Consider these five dietary approaches to reduce your risk of heart disease and make the most out of loving your heart.

  1. Consume more fruits and vegetables.

It may be rather evident that fruits and vegetables benefit health. After all, hundreds of studies show the benefits to plants and health. The heart, in particular, loves fruits and vegetables and all the benefits of consuming them. A 2023 study found that leaving fruits and vegetables out of your diet may increase your risk for heart disease. The study further suggested that individuals should aim for 2-3 servings each for better cardiovascular health. A great way to view servings is to count colors. For example, if you aim for six different colors from plants each day, you are more likely to get the servings you need (as well as a wide variety of nutrients). In addition to consuming more fruits and vegetables, the study assessed the benefits of legumes, nuts, fish, and whole-fat dairy. If you lack plants in your diet, start small by adding in a piece of fruit for a snack, or some broccoli as a side to protein at dinner.

  1. Get to know the DASH approach.

The DASH diet is a diet that was created to assist individuals with high blood pressure. DASH stands for Dietary Approaches to Stop Hypertension. A 2022 study from The American Heart Association found that utilizing the DASH diet for stage 1 hypertension ( systolic ranging from 130 to 139 or diastolic ranging from 80 to 89) could prevent 26,000 cardiovascular disease events and 2,900 deaths. The DASH diet is high in fruits, vegetables, whole grains, nuts, low-fat dairy, fish, poultry, beans & and legumes, and vegetable oils.
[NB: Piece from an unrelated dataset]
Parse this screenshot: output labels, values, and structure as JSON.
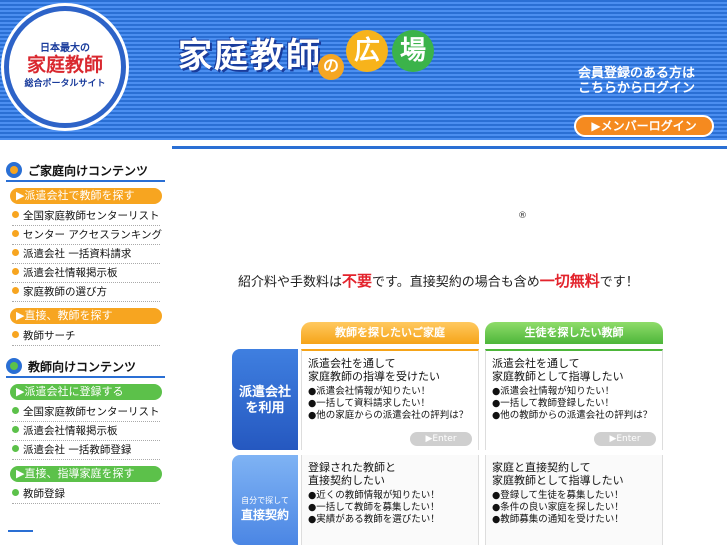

Swap chips for nuts and seeds for snacks and utilize more beans and legumes as a source of plant-based protein in place of red meat.

  1. Grow to love bananas, avocados, and salmon.

Many studies have demonstrated the impact of excess sodium on cardiovascular health. A 2022 study in women found that consuming foods rich in potassium may help offset the cardiovascular risk associated with higher sodium diets. Great potassium-rich foods include things like bananas, avocados, and salmon. Add bananas and avocado to smoothies, or consider grilled salmon as a topper to salads and vegetable bowls.

  1. Wake up with eggs.

Eggs are often referred to as some of the most conceivably packaged nutrient-dense foods, but for many years, eggs were seen as food that should be avoided in a heart-healthy diet. Why? Because eggs are high in cholesterol, experts believed that cholesterol in food was linked directly with cholesterol in the body. Subsequent research has demonstrated a different side to the cholesterol coin; and now, eggs have been found beneficial to heart health. A 2022 study found that moderate egg consumption led to an increase in healthy metabolites in the blood associated with better heart health. Consider scrambled eggs with vegetables or hard-boiled eggs as a snack a few days a week.

  1. Slash the sugary drinks.

The old thinking in the world of heart-healthy diets was that saturated fats were to blame for worsening heart health, but newer research has shown otherwise – sugar is a much more offensive culprit to the heart. It is estimated that about 63% of youths and 49% of adults drink sugary beverages on a given day. These numbers are alarming, given the results of a 2015 study showing that just two weeks of drinking sugary beverages can increase cardiovascular disease risk factors in young adults. Start limiting any drinks with added sugar (think cola, juice, and sports drinks) and opt instead for plain water with lemon, or naturally flavored seltzer water.

Diet is a significant factor in better heart health. Still, studies show that managing stress, getting adequate sleep, limiting sedentary behaviors, and engaging in physical activity will also play a significant role alongside healthy eating habits. Eating more plants, moving more, and stressing less may all lead to a healthier ticker and a longer life!